- Helping People Change: Coaching with Compassion for Lifelong Learning and Growth. I’ve been coaching for over 9 years and have completed over 10,000 hours of 1-to-1 coaching (wow!!), so I’d like to think I’m more advanced than the average newbie in this area. That said, a lot of this felt like review to me, BUT I would still highly recommend it for those just starting out in the coaching industry. Helping people connect to a positive vision of themselves (and not just “fixing” what is “wrong”) is an incredibly powerful strategy to help people become their best selves, and this book elaborates on that idea in a compelling way.
- Traction: Get a Grip on Your Business. This book was just … fine. It felt a bit oversimplified and one-size-fits-all to me, but it does outline many business practices that may be helpful if you’re starting a business now.
Novels I Read in 2022
Note: these are listed in chronological order of how I read them. I certainly don’t consider myself an expert in novels or any fiction reading. I love reading “mindless” fiction on vacation and spend about 20 minutes before I fall asleep each night reading fiction as well. You’ll notice my style of novels is somewhere between a “beach read” and “real literature” – they’re lighthearted, happy ending stories of relatable characters that pull at your heart strings. Most common authors this year were Catherine Ryan Hyde and Catherine Bybee, thanks to Kindle Unlimited, which just kept serving me up more of what I like! I’m not reviewing any of these, but if you like this style, I encourage them all!

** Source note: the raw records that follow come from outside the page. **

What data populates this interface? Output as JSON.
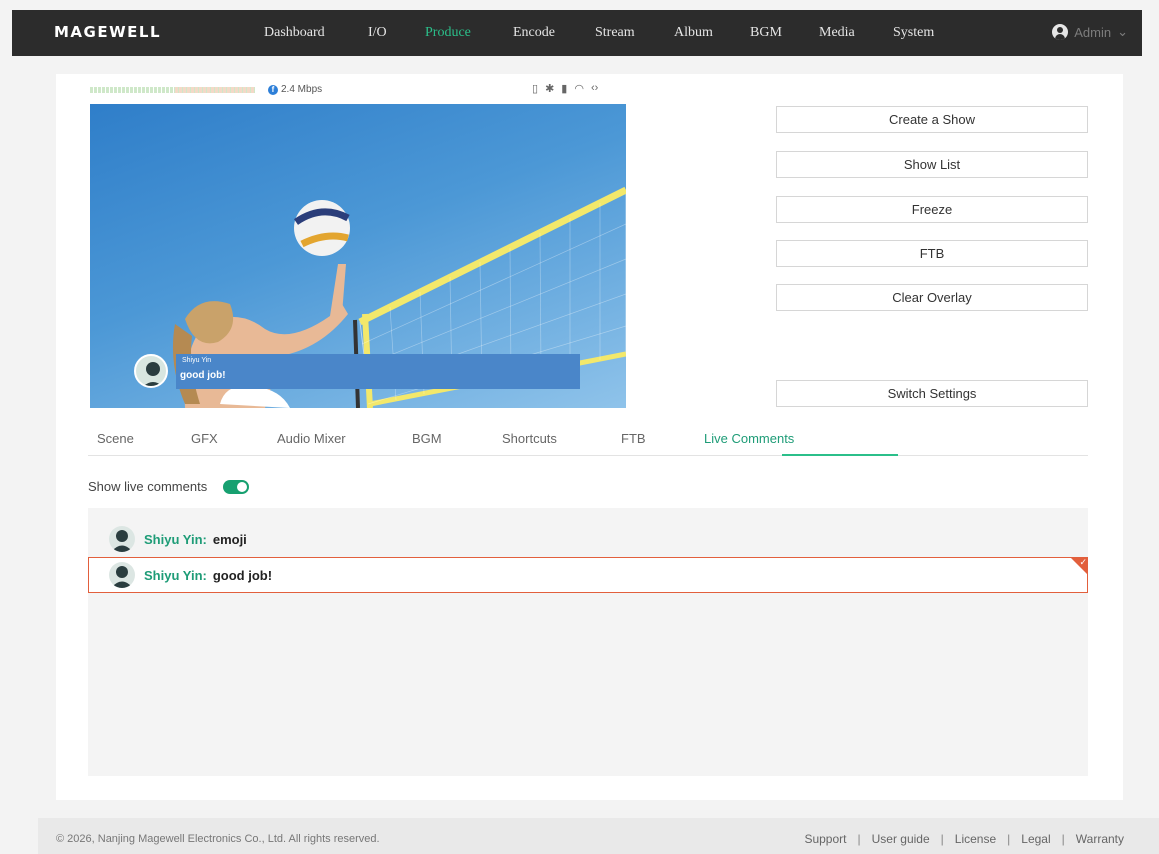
{
  "app": {
    "logo": "MAGEWELL"
  },
  "nav": {
    "items": [
      {
        "label": "Dashboard"
      },
      {
        "label": "I/O"
      },
      {
        "label": "Produce"
      },
      {
        "label": "Encode"
      },
      {
        "label": "Stream"
      },
      {
        "label": "Album"
      },
      {
        "label": "BGM"
      },
      {
        "label": "Media"
      },
      {
        "label": "System"
      }
    ],
    "active": "Produce",
    "user": "Admin",
    "user_chevron": "⌄"
  },
  "status": {
    "bitrate": "2.4 Mbps",
    "icons": [
      "sd-card-icon",
      "bluetooth-icon",
      "battery-icon",
      "wifi-icon",
      "code-icon"
    ]
  },
  "preview": {
    "overlay_name": "Shiyu Yin",
    "overlay_text": "good job!"
  },
  "actions": {
    "create_show": "Create a Show",
    "show_list": "Show List",
    "freeze": "Freeze",
    "ftb": "FTB",
    "clear_overlay": "Clear Overlay",
    "switch_settings": "Switch Settings"
  },
  "tabs": [
    {
      "label": "Scene"
    },
    {
      "label": "GFX"
    },
    {
      "label": "Audio Mixer"
    },
    {
      "label": "BGM"
    },
    {
      "label": "Shortcuts"
    },
    {
      "label": "FTB"
    },
    {
      "label": "Live Comments"
    }
  ],
  "active_tab": "Live Comments",
  "live_comments": {
    "toggle_label": "Show live comments",
    "enabled": true,
    "comments": [
      {
        "name": "Shiyu Yin:",
        "text": "emoji",
        "selected": false
      },
      {
        "name": "Shiyu Yin:",
        "text": "good job!",
        "selected": true
      }
    ]
  },
  "footer": {
    "copyright": "© 2026, Nanjing Magewell Electronics Co., Ltd. All rights reserved.",
    "links": [
      "Support",
      "User guide",
      "License",
      "Legal",
      "Warranty"
    ]
  },
  "colors": {
    "accent": "#2bbf8a",
    "selected_border": "#e25f3c",
    "nav_bg": "#2c2c2c"
  }
}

- Allie & Bea
- Electric God
- While You Walked By
- I Adopted My Mom at the Bus Station
- Have You Seen Luis Velez?
- Just After Midnight
- Ask Him Why
- Boy Underground
- I Know an Old Lady
- Dreaming of Flight
- The Rescue
- The Brighter the Light
- Beyond the Moonlit Sea
- When It Falls Apart
- My Way to You
- Home to Me
- Doing It Over
- Staying for Good
- Making It Right
Want even more? Here are a few more reading lists for you to check out:
- My Top 10 all-time books on self-talk, self-care, and self-love
- My 2022 Reading List (what I read in 2021)
- My 2021 Reading List (what I read in 2020)
- My 2020 Reading List (what I read in 2019)
- What I read in 2018
Now it’s your turn! What was the best book YOU read in 2022? Which of the above are you excited to dive into?